Why it works: This Austin group makes nonchalantly hip minimalist pop, and there’s a blasé cool to drawing Wayfarer-type shades in black marker on a model’s face cut from a magazine. They manage to avoid being pretentious, though, while still seeming like the kind of group who’d play alongside an uber-chic act like the XX. (They totally are.)
How to make it your own: A carbon copy isn’t a great idea, but mixed media in general can be. There are endless ways to juxtapose: hand-drawn art added to a photograph, acrylic paint over a digitally designed printout, or a page from a book doodled upon with pen, for example. If your band exudes the same stylish effervescence, you’ll want to keep things uncomplicated to ensure that quality comes through.
Third Time to Harm - OBN IIIs
Why it works: The sweaty dude gracing the cover of this Austin garage-punk band’s third outing is the frontman himself, Orville Neeley. Undoubtedly taken during or after a raucous live show, the triple bird adds extra oomph to Neeley’s hostile glare. File this under F-you for its shock value – a trick we all know consistently garners attention.
How to make it your own: Portray something lewd, crude, or vulgar, but don’t go overboard. Full moon on a dark night? Sure. Vomit? Maybe. A corpse? Too far!
Stay Gold - First Aid Kit
Why it works: The tried-and-true band shot doesn’t have to be as humdrum as it sounds. Both girls of Swedish-based First Aid Kit are the focal point of their third full-length cover, but the image is by no means boring. The layering of varied levels of faded is lovely, as are their shimmery gold get-ups and the picturesque blue sky and (what looks like) a desert background. They’re both very much visible, but the presentation this alt-folk duo picked is just the right amount of artful.

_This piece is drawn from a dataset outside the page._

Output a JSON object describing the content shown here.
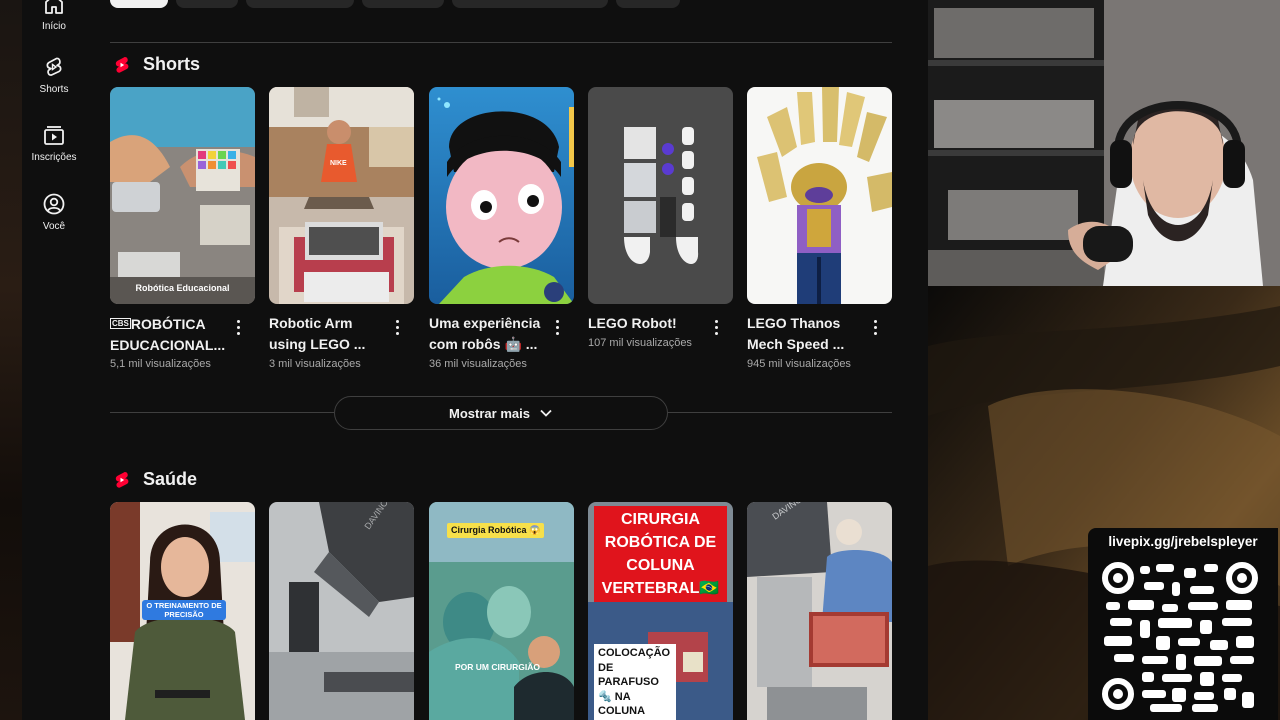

How to make it your own: The key to an interesting take on the traditional cover is not unlike the tips we’ve offered for press photos. With album artwork, however, you’ve got a little more room for creativity. Try different photography techniques, be it manipulating focus or lighting or an effect like time-lapse, which might be what First Aid Kit used. You can even test out the possibility of a handmade portrait, whether abstract or figurative.
What's your favorite album cover of all time? Let us know in the comments below!
Jhoni Jackson is an Atlanta-bred music journalist currently based in San Juan, Puerto Rico, where she juggles owning a venue called Club 77, freelance writing and, of course, going to the beach as often as possible.